A tiny side bar in the tragic events of Orlando was a mini media spat in the UK in which a commentator who is gay accused a presenter and a co-guest of deflecting from the fact that the attack on the night club was a homophobic act.
This is a sidebar, but one worth debating because it is also about the story as a whole.
Sky News presenter Mark Longhurst was chairing a paper review with guests Julia Hartley-Brewer and Owen Jones. Mr Jones, a stalwart left winger and campaigner against Islamophobia was clearly upset about the attack, and, as a gay man felt he strongly identified with the victims.
Towards the beginning of the programme Jones stressed the importance of ‘calling out’ that this was an attack on the LGBT community. Longhurst agreed it was that saying ‘‘deliberate targeting of them’. Hartley- Brewer agreed – ‘This was a hate crime and an act of terrorism’.
Jones argued that people who would not normally talk about gay rights were going to ‘appropriate’ the attack because the perpetrator was a Muslim- Omar Mateen. He also complained that there were few LBGT voices being invited onto the broadcast media.
Things got heated when Longhurst mentioned the Paris club attacks and suggested Orlando was, like Paris, an attack ‘on the freedom of all people to enjoy themselves’. Jones replied ‘I’m sorry, but you just don’t understand this because you’re not gay’ to which Longhurst retorted ‘Whether I’m gay or not has no reflection on the fact that this person killed 50 people’.

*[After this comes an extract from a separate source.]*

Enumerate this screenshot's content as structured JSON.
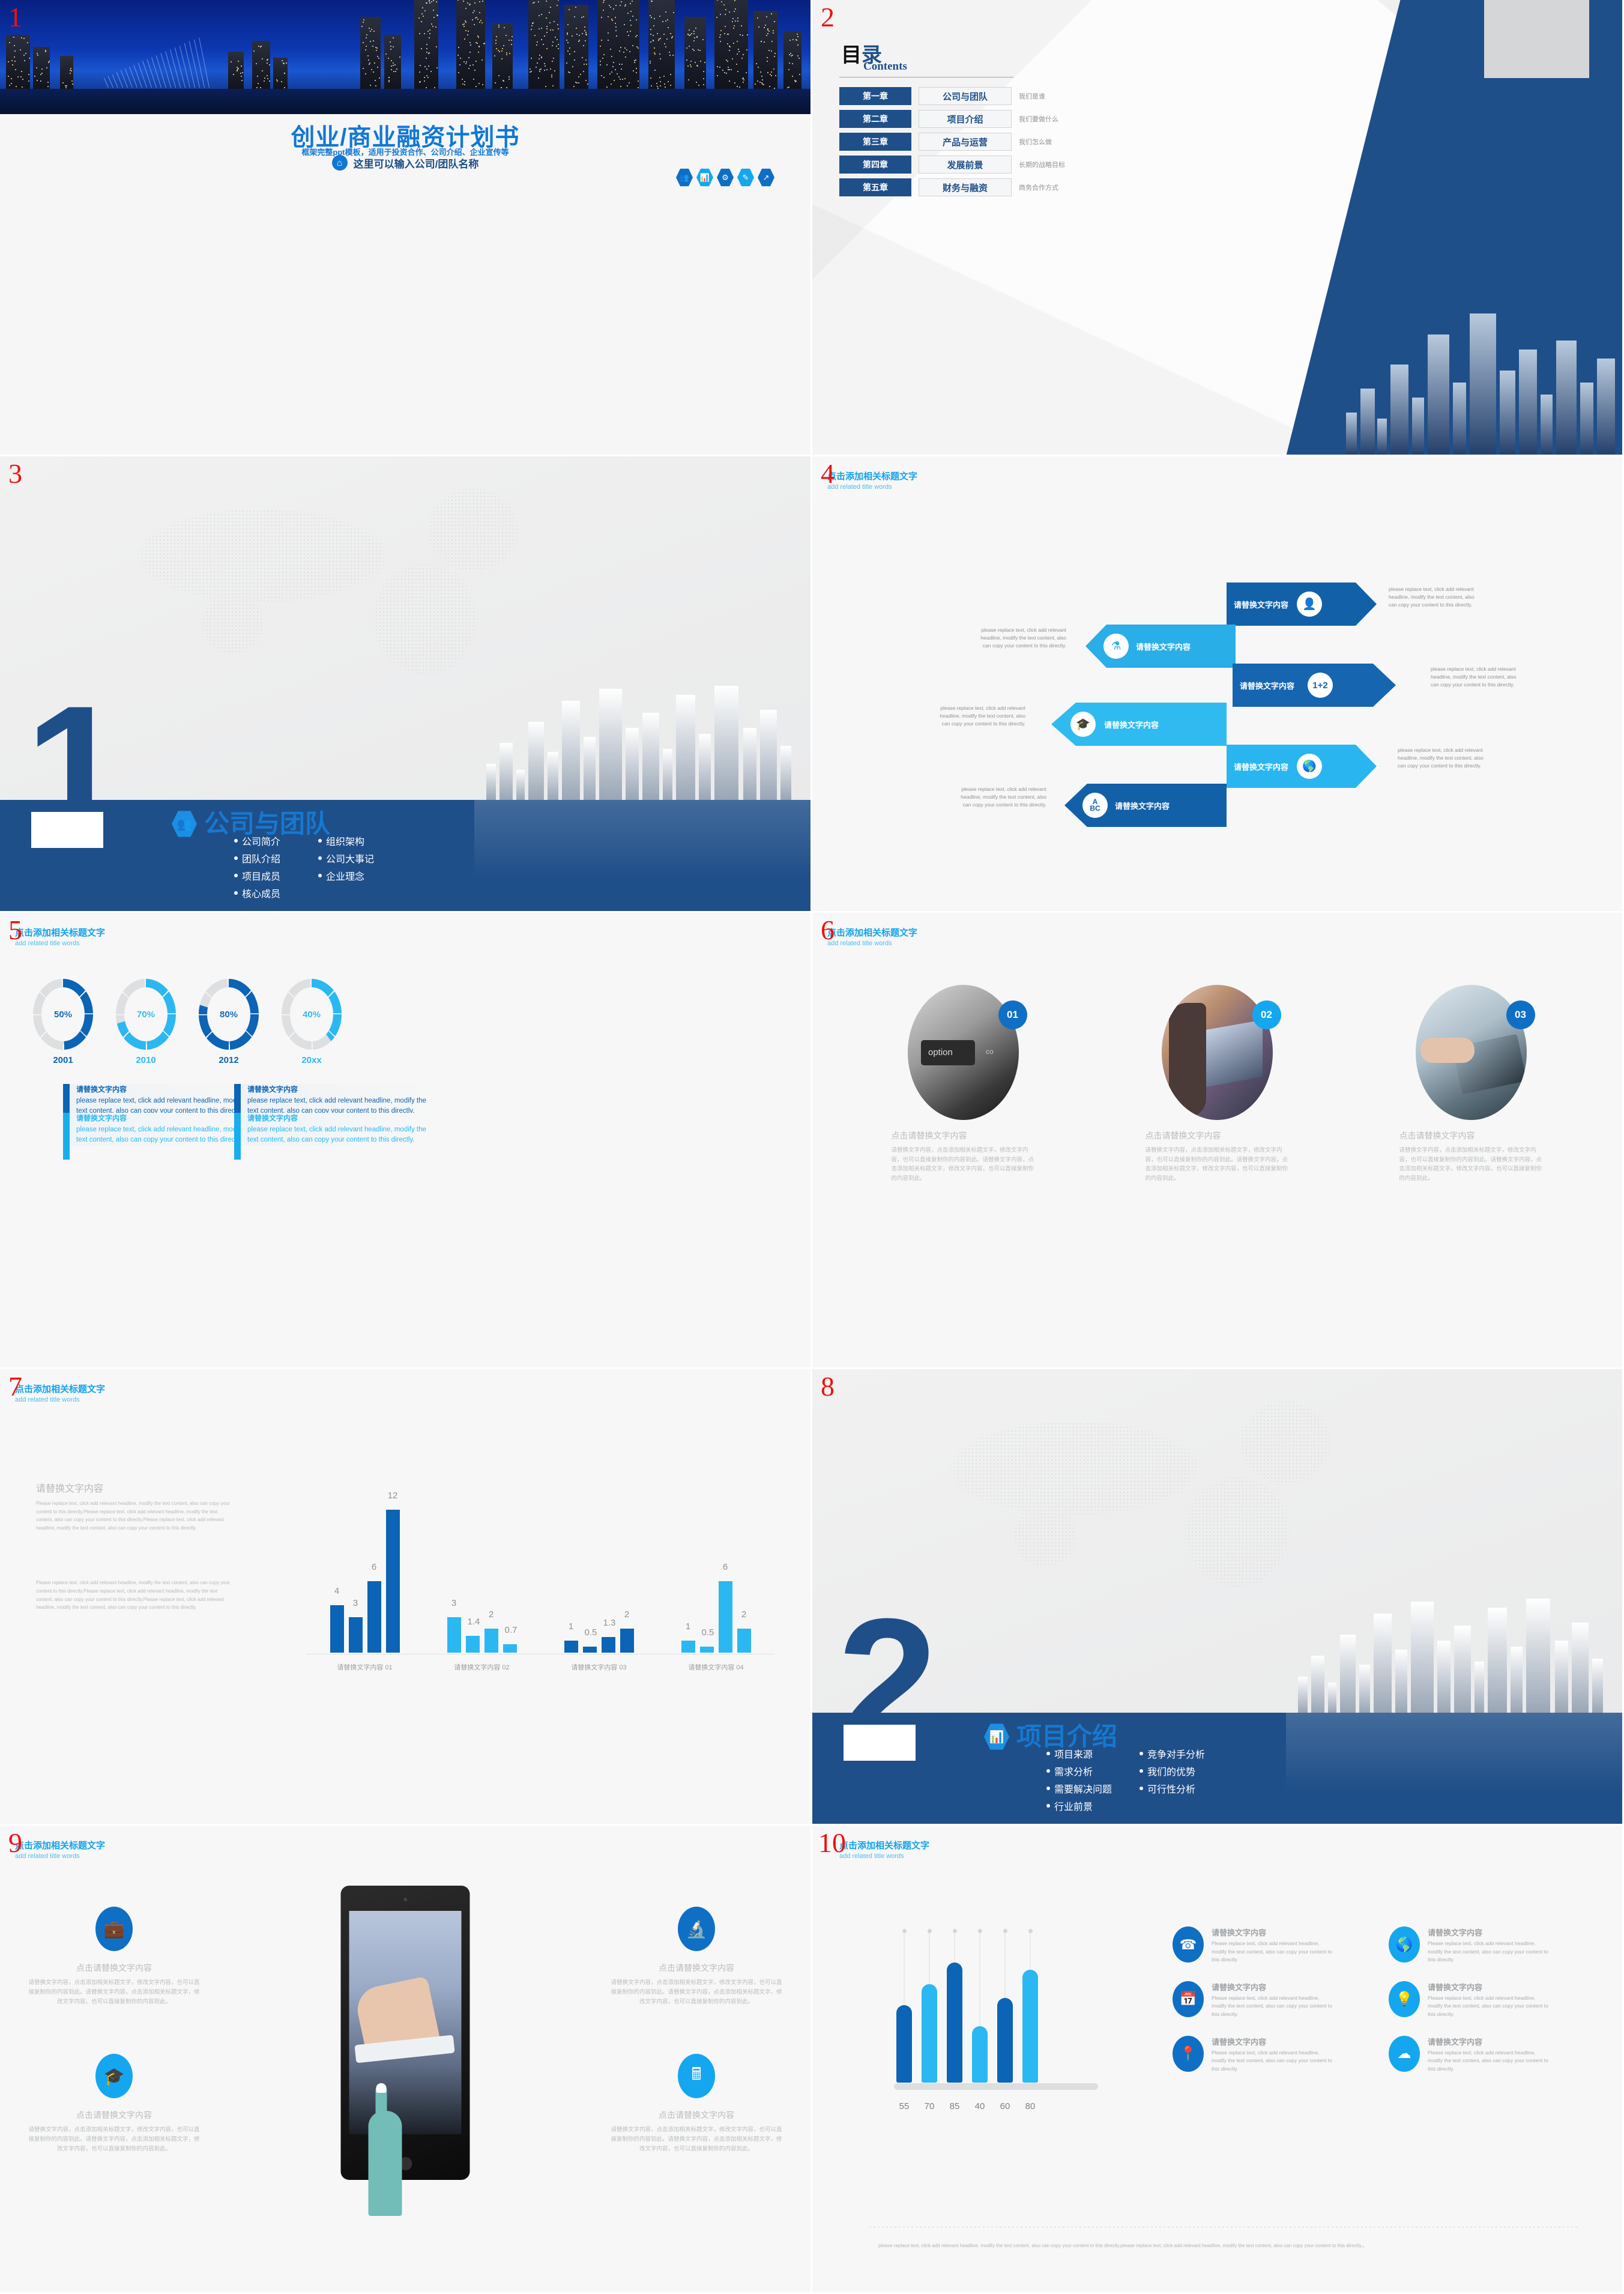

He then moved on to a newspaper headline -‘Isil wages war on gays in the West’ and asked Jones ‘You share that view that basically this was deliberately targeted on one part of the community rather than the freedom to enjoy yourself no matter what your sexual orientation is?’ to which Jones said ‘What on earth, what are you talking about?’ Longhurst pointed out they were discussing the newspapers, Jones said ‘And I am trying to understand the point you’re making. This was a deliberate attack on LGBT people in an LGBT venue. It was a homophobic terrorist attack. Do you not understand that?’
Longhurst then quoted the American authorities that based on what the perpetrators father had said Mateen ‘may have have targeted the homosexual community;’. This infuriated Jones. ‘May have! He did! Why are you saying this?’
Hartley-Brewer said ‘we’re not saying he’s not homophobic… I completely accept, as he does, that it was a homophobic attack’.
Longhurst mentioned the LGBT rights group Stonewall to which Jones, who was by now staring sullenly at the floor and not engaging, said ‘Oh you’re going to have an LBGT voice talking about it are you? Interesting’. ‘Sorry?’ says Longhurst – ‘Nothing’ replies Jones and then walks off the set.
So, what was that all about?
It seems Jones was determined to see the murders only as being a homophobic attack directed against gays and not connected to religion, and the presenter was framing it as also another attack on the Western way of life and not as part of ‘everyday’ homophobia.
Longhurst was also trying to explore if the attack fitted into the wider pattern of violent Islamist assaults on freedoms but took care to say that the evidence was not yet in.
Everything in Jones’s writing suggests he would not see the attack as an example of the Islamist’s hatred of gays even if it were proved, and it has not yet been, that Mateen acted out of religious conviction.
For him it fits into the narrative of the continuing prejudice, indeed persecution, of LGBT people. In this he is entirely correct. But at no point did anyone disagree with him. He was so upset at the event that he appeared not to have heard the other two say, several times, that they agreed the attack was homophobic.
Jones has spent years combatting Islamophobia and knows that this event will feed prejudice against Muslims. It seems to me he was so upset about the incident, and is simultaneously so deeply ingrained with the world view that the waves of terrorist attacks in the last decade are nothing to do with Islam, that he became furious when the discussion began to open up and potentially link the Pulse Club with the Bataclan.
It may be that Mateen, despite his pledge of allegiance to ISIS, was motivated solely by homophobia and that that phobia was divorced from his religious beliefs. However, homophobia is often linked to religious belief. Large sections of the Christian church still regard it as a sin, and it was entirely reasonable to explore the possibilities that religion, warped or not, may have played a role in the terrible events in Orlando.
Modern left wing thinking is hamstrung by its own theology of minorities. LGBT people are a minority and suffer prejudice, Muslims in the West are a minority and suffer prejudice. What many people cannot do is to accept that within minorities there can be widespread prejudice towards others.
It is hard, indeed impossible, to argue that within Islam, as within Christianity, there is not overt prejudice against homosexuality and that people will act on that prejudice.
Walking away from that debate is to be part of the problem.
For the record I know and am friendly with both Mark Longhurst and Julia Hartley-Brewer, but do not know Mr Jones.